Apple Affected by Major Flaws in Computer Chips

Apple Affected by Major Flaws in Computer Chips
Apple has said that all iPhones, iPads and Mac computers are affected by two major flaws in computer chips. It emerged this week that tech companies have been racing to fix the Meltdown and Spectre bugs, that could allow hackers to steal data.

Billions of PCs, smartphones and tablets around the world are affected – Apple has now confirmed its products are too.

The firm has released some patches to mitigate the Meltdown flaw. It said there was no evidence that either vulnerability had been exploited yet, but advised downloading software only from trusted sources to avoid “malicious” apps.

Mac users have often believed that their devices and operating systems are less vulnerable to security issues than, for example Android phones or computers running Microsoft systems.

Winter Olympics Targeted by Hackers

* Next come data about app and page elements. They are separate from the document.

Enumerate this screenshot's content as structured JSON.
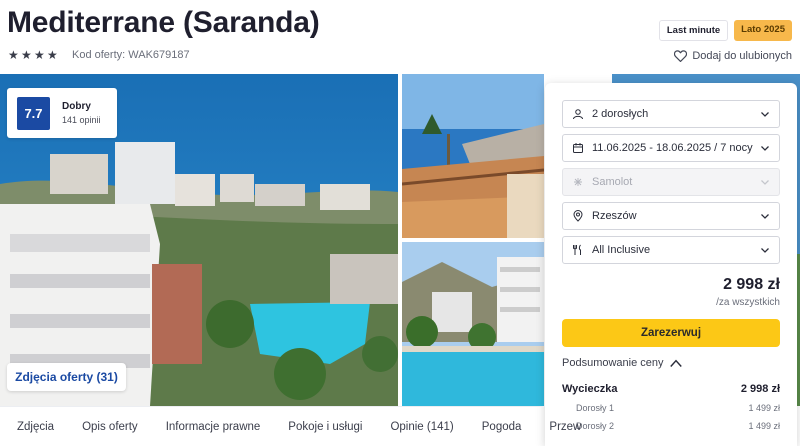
{
  "header": {
    "title": "Mediterrane (Saranda)",
    "stars": 4,
    "offer_code": "Kod oferty: WAK679187",
    "badges": [
      "Last minute",
      "Lato 2025"
    ],
    "favorite_label": "Dodaj do ulubionych"
  },
  "rating": {
    "score": "7.7",
    "label": "Dobry",
    "reviews": "141 opinii"
  },
  "gallery": {
    "photos_button": "Zdjęcia oferty (31)"
  },
  "booking": {
    "travelers": "2 dorosłych",
    "dates": "11.06.2025 - 18.06.2025 / 7 nocy",
    "transport": "Samolot",
    "departure": "Rzeszów",
    "board": "All Inclusive",
    "price": "2 998 zł",
    "price_note": "/za wszystkich",
    "reserve_label": "Zarezerwuj",
    "summary_label": "Podsumowanie ceny",
    "summary": {
      "main_label": "Wycieczka",
      "main_value": "2 998 zł",
      "rows": [
        {
          "label": "Dorosły 1",
          "value": "1 499 zł"
        },
        {
          "label": "Dorosły 2",
          "value": "1 499 zł"
        }
      ]
    }
  },
  "tabs": [
    "Zdjęcia",
    "Opis oferty",
    "Informacje prawne",
    "Pokoje i usługi",
    "Opinie (141)",
    "Pogoda",
    "Przew"
  ],
  "colors": {
    "rating_bg": "#1b4aa3",
    "reserve_bg": "#fcc816",
    "lato_badge": "#f7b84b"
  }
}
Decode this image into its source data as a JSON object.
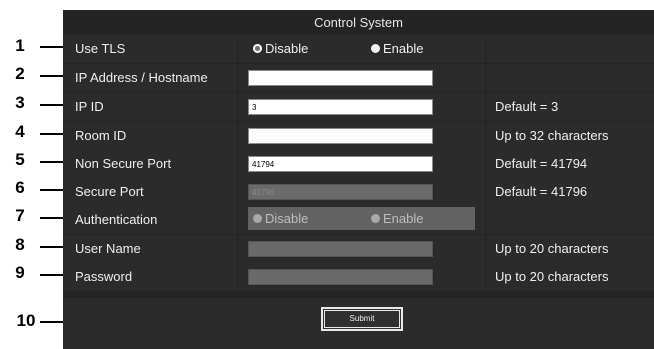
{
  "panel_title": "Control System",
  "callouts": [
    "1",
    "2",
    "3",
    "4",
    "5",
    "6",
    "7",
    "8",
    "9",
    "10"
  ],
  "rows": [
    {
      "label": "Use TLS",
      "note": ""
    },
    {
      "label": "IP Address / Hostname",
      "note": "",
      "value": ""
    },
    {
      "label": "IP ID",
      "note": "Default = 3",
      "value": "3"
    },
    {
      "label": "Room ID",
      "note": "Up to 32 characters",
      "value": ""
    },
    {
      "label": "Non Secure Port",
      "note": "Default = 41794",
      "value": "41794"
    },
    {
      "label": "Secure Port",
      "note": "Default = 41796",
      "value": "41796"
    },
    {
      "label": "Authentication",
      "note": ""
    },
    {
      "label": "User Name",
      "note": "Up to 20 characters",
      "value": ""
    },
    {
      "label": "Password",
      "note": "Up to 20 characters",
      "value": ""
    }
  ],
  "tls": {
    "disable": "Disable",
    "enable": "Enable",
    "selected": "Disable"
  },
  "auth": {
    "disable": "Disable",
    "enable": "Enable"
  },
  "submit_label": "Submit",
  "colors": {
    "panel": "#242424",
    "cell": "#2b2b2b",
    "text": "#efefef"
  }
}
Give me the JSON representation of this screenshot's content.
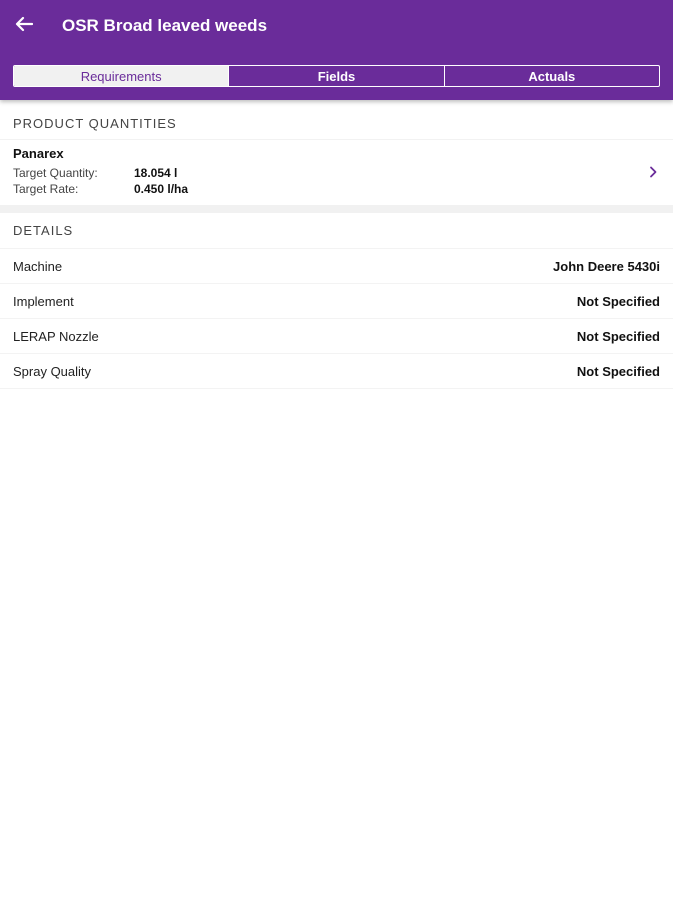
{
  "header": {
    "title": "OSR Broad leaved weeds",
    "back_icon": "arrow-left-icon"
  },
  "tabs": [
    {
      "label": "Requirements",
      "active": true
    },
    {
      "label": "Fields",
      "active": false
    },
    {
      "label": "Actuals",
      "active": false
    }
  ],
  "product_quantities": {
    "section_title": "PRODUCT QUANTITIES",
    "items": [
      {
        "name": "Panarex",
        "target_quantity_label": "Target Quantity:",
        "target_quantity_value": "18.054 l",
        "target_rate_label": "Target Rate:",
        "target_rate_value": "0.450 l/ha",
        "chevron_icon": "chevron-right-icon"
      }
    ]
  },
  "details": {
    "section_title": "DETAILS",
    "rows": [
      {
        "label": "Machine",
        "value": "John Deere 5430i"
      },
      {
        "label": "Implement",
        "value": "Not Specified"
      },
      {
        "label": "LERAP Nozzle",
        "value": "Not Specified"
      },
      {
        "label": "Spray Quality",
        "value": "Not Specified"
      }
    ]
  },
  "colors": {
    "brand": "#6a2c9a",
    "tab_active_bg": "#f1f1f1"
  }
}
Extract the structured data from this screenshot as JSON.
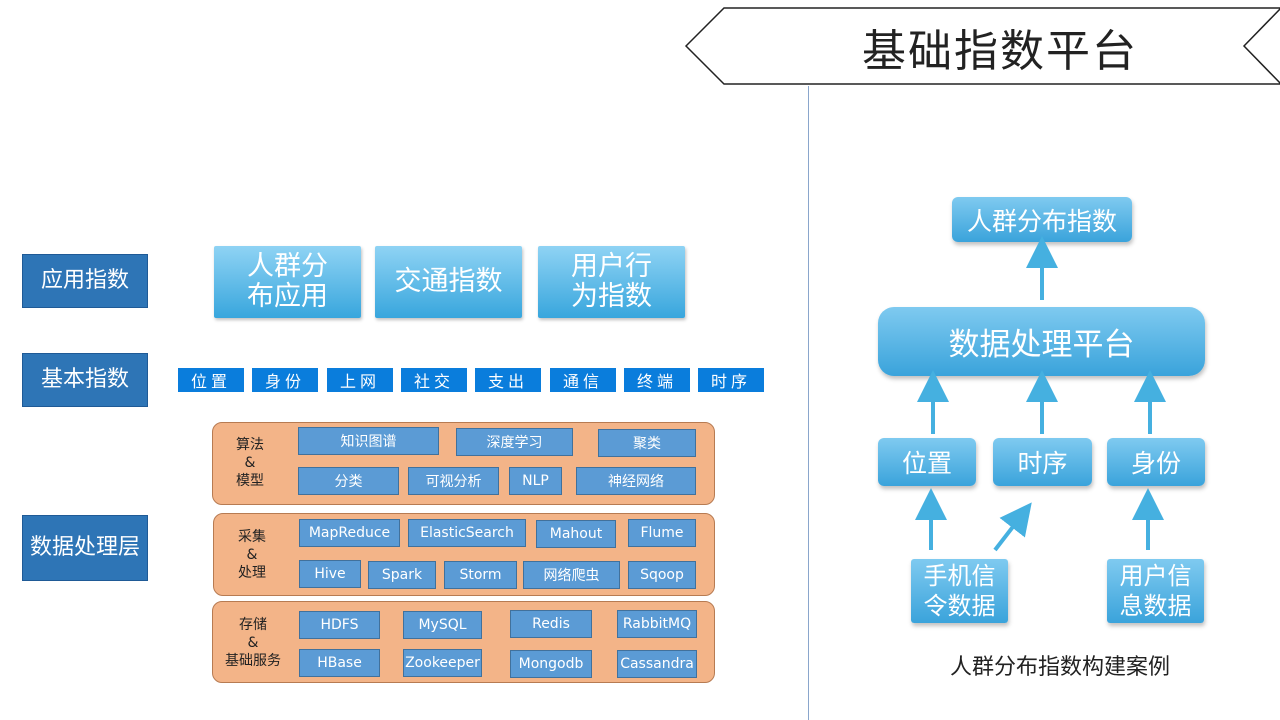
{
  "title": "基础指数平台",
  "rows": {
    "app_index": "应用指数",
    "basic_index": "基本指数",
    "data_layer": "数据处理层"
  },
  "app_tiles": [
    "人群分\n布应用",
    "交通指数",
    "用户行\n为指数"
  ],
  "basic_items": [
    "位置",
    "身份",
    "上网",
    "社交",
    "支出",
    "通信",
    "终端",
    "时序"
  ],
  "layers": {
    "algo": {
      "label": "算法\n&\n模型",
      "items": [
        "知识图谱",
        "深度学习",
        "聚类",
        "分类",
        "可视分析",
        "NLP",
        "神经网络"
      ]
    },
    "collect": {
      "label": "采集\n&\n处理",
      "items": [
        "MapReduce",
        "ElasticSearch",
        "Mahout",
        "Flume",
        "Hive",
        "Spark",
        "Storm",
        "网络爬虫",
        "Sqoop"
      ]
    },
    "storage": {
      "label": "存储\n&\n基础服务",
      "items": [
        "HDFS",
        "MySQL",
        "Redis",
        "RabbitMQ",
        "HBase",
        "Zookeeper",
        "Mongodb",
        "Cassandra"
      ]
    }
  },
  "flow": {
    "top": "人群分布指数",
    "platform": "数据处理平台",
    "mid": [
      "位置",
      "时序",
      "身份"
    ],
    "sources": [
      "手机信\n令数据",
      "用户信\n息数据"
    ]
  },
  "caption": "人群分布指数构建案例",
  "colors": {
    "row_label": "#2e75b6",
    "tile_top": "#8fd3f4",
    "tile_bottom": "#38a6dd",
    "basic_item": "#0a7ddc",
    "layer_fill": "#f3b488",
    "tech_box": "#5b9bd5",
    "arrow": "#45b0e0"
  }
}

Winter Olympics Targeted by Hackers
Hackers have attempted to steal sensitive data from groups involved with next month’s Winter Olympics, cyber-security firm McAfee said. The report found malware-infected emails were sent last month to organisations linked to the Pyeongchang Games. It did not identify those responsible, but said more attacks tied to the upcoming Olympics were likely. In similar past attacks, hackers tried to obtain passwords and financial data.

McAfee said a number of groups associated with the Olympics had received malicious emails – including several affiliated with ice hockey.

“The majority of these organisations had some association with the Olympics, either in providing infrastructure or in a supporting role,” the security firm said.

“The attackers appear to be casting a wide net with this campaign.”

The emails were sent from a Singapore IP address and told readers to open a text document in Korean.

McAfee said the hackers were trying to trick recipients into believing the emails had come from South Korea’s National Counter-Terrorism Centre – which at the time was in the process of conducting anti-terror drills in the region.

In some cases the hackers used a technique in known as steganography which hides malware in text and images.

McAfee echoed recent warnings from University of California researchers to expect more cyber-attacks targeting major sporting events. “With the upcoming Olympics, we expect to see an increase in cyber attacks using Olympics-related themes,” the security firm said.

It comes as Pyongyang prepares to hold official talks with South Korea for the first time in more than two years.

North Korea accepted an offer to attend the meeting on 9 January that will focus on finding a way for its athletes to attend the Games.